Component data from apps and pages:
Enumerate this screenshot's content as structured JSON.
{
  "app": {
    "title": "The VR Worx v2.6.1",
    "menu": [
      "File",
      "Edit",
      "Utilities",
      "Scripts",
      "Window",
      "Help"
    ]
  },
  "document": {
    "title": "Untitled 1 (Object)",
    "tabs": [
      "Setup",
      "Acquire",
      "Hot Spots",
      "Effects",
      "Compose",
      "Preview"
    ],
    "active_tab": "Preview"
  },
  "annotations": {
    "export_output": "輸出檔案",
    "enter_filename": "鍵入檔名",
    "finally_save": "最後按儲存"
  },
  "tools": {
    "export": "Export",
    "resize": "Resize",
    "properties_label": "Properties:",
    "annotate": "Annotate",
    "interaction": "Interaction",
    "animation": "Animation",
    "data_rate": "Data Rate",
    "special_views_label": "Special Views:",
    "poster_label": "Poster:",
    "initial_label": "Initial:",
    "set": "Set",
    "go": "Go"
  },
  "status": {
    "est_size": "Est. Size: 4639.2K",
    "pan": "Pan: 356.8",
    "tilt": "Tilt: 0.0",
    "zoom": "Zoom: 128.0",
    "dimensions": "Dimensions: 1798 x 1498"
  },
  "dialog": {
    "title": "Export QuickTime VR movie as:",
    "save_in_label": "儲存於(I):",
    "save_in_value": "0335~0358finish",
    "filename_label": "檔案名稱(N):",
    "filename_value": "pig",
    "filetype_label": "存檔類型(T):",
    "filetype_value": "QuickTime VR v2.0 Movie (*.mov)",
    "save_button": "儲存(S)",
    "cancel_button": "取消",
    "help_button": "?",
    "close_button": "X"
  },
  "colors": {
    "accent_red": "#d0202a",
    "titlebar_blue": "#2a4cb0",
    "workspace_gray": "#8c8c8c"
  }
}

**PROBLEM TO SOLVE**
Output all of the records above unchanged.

**OUTPUT**
Enumerate this screenshot's content as structured JSON.
{
  "app": {
    "title": "The VR Worx v2.6.1",
    "menu": [
      "File",
      "Edit",
      "Utilities",
      "Scripts",
      "Window",
      "Help"
    ]
  },
  "document": {
    "title": "Untitled 1 (Object)",
    "tabs": [
      "Setup",
      "Acquire",
      "Hot Spots",
      "Effects",
      "Compose",
      "Preview"
    ],
    "active_tab": "Preview"
  },
  "annotations": {
    "export_output": "輸出檔案",
    "enter_filename": "鍵入檔名",
    "finally_save": "最後按儲存"
  },
  "tools": {
    "export": "Export",
    "resize": "Resize",
    "properties_label": "Properties:",
    "annotate": "Annotate",
    "interaction": "Interaction",
    "animation": "Animation",
    "data_rate": "Data Rate",
    "special_views_label": "Special Views:",
    "poster_label": "Poster:",
    "initial_label": "Initial:",
    "set": "Set",
    "go": "Go"
  },
  "status": {
    "est_size": "Est. Size: 4639.2K",
    "pan": "Pan: 356.8",
    "tilt": "Tilt: 0.0",
    "zoom": "Zoom: 128.0",
    "dimensions": "Dimensions: 1798 x 1498"
  },
  "dialog": {
    "title": "Export QuickTime VR movie as:",
    "save_in_label": "儲存於(I):",
    "save_in_value": "0335~0358finish",
    "filename_label": "檔案名稱(N):",
    "filename_value": "pig",
    "filetype_label": "存檔類型(T):",
    "filetype_value": "QuickTime VR v2.0 Movie (*.mov)",
    "save_button": "儲存(S)",
    "cancel_button": "取消",
    "help_button": "?",
    "close_button": "X"
  },
  "colors": {
    "accent_red": "#d0202a",
    "titlebar_blue": "#2a4cb0",
    "workspace_gray": "#8c8c8c"
  }
}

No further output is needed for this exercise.